Marilyn Belkiewitz, a Survivorship Nurse with the La Porte Hospital oncology program, was happy to be at the event.
“We are proud to participate in the American Cancer Society’s Relay for Life,” said Belkiewitz. “We’re here today to honor those whose lives have been touched by cancer.”
Relay for Life is traditionally the largest annual fundraising event to benefit the American Cancer Society, with the funds raised typically being used for a variety of purposes, from cancer research to programs that directly support cancer patients and their families, providing rides when needed to facilitate treatment and many other things.
“Their work is imperative to helping those struggling with cancer to find their way through to becoming survivors,” said Belkiewitz.
On hand to oversee the ceremonies were La Porte Mayor Tom Dermody and Indiana State Representative Jim Pressel.
Dermody says the event hits particularly close to home for him.
“As a cancer survivor myself, this really means a lot to me, to try and support those people who may be going through the most difficult fight of their lives,” he said.
Dermody credits the love and support of his wife with being instrumental in his battle against cancer.
“I was very lucky to have the support of my wife Jackie during that time in my life and we want to be there for everybody else,” he said.
Janet Wartman, Senior Community Development Manager for the American Cancer Society, said that the luminary ceremony was chosen because it holds a great deal of emotional impact.
“Normally, we have a full, 24-hour Relay for Life event,” Wartman said. “Due to Covid-19, that event was cancelled, but we still wanted to honor our survivors as well as those who have fought against this disease and lost. We thank La Porte Hospital for allowing us to use their lawn to help make this happen.”

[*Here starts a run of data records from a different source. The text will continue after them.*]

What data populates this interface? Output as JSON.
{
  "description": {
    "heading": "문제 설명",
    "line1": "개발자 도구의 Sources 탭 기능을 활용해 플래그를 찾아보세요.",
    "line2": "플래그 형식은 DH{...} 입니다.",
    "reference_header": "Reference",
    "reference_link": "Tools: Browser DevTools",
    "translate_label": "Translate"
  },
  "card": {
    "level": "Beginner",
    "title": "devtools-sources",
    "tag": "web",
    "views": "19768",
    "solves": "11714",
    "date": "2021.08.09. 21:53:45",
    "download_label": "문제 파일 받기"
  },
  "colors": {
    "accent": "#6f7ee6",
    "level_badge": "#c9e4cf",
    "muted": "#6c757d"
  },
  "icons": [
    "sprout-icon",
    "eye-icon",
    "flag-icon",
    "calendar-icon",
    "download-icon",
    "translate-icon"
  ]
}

“We all walk this path together. This event means hope,” said Wartman.
Indiana State Representative Jim Pressel feels that the event showcases the importance of a strong sense of community.
“This is just a great example of our community, coming together to share experiences and to support not just those who have fought this battle personally, but to recognize also those family members and caregivers who are instrumental in this battle. It’s just a great sense of community spirit and dedication,” he said.
Dora Talbot, a La Porte resident and recent cancer survivor herself, was attending her first Relay for Life event with her son, Malachi.
“I’m learning a lot and I really appreciate all that the American Cancer Society does. They were a tremendous help to me and my family and I really appreciate all their support.”
“I’m just so happy that my mom is done with her chemotherapy,” said Malachi.
“This is a great event to attend,” said Carolyn Hunt of La Porte, who has fought a nine-year battle with cancer. “It’s a great activity for the community to support.”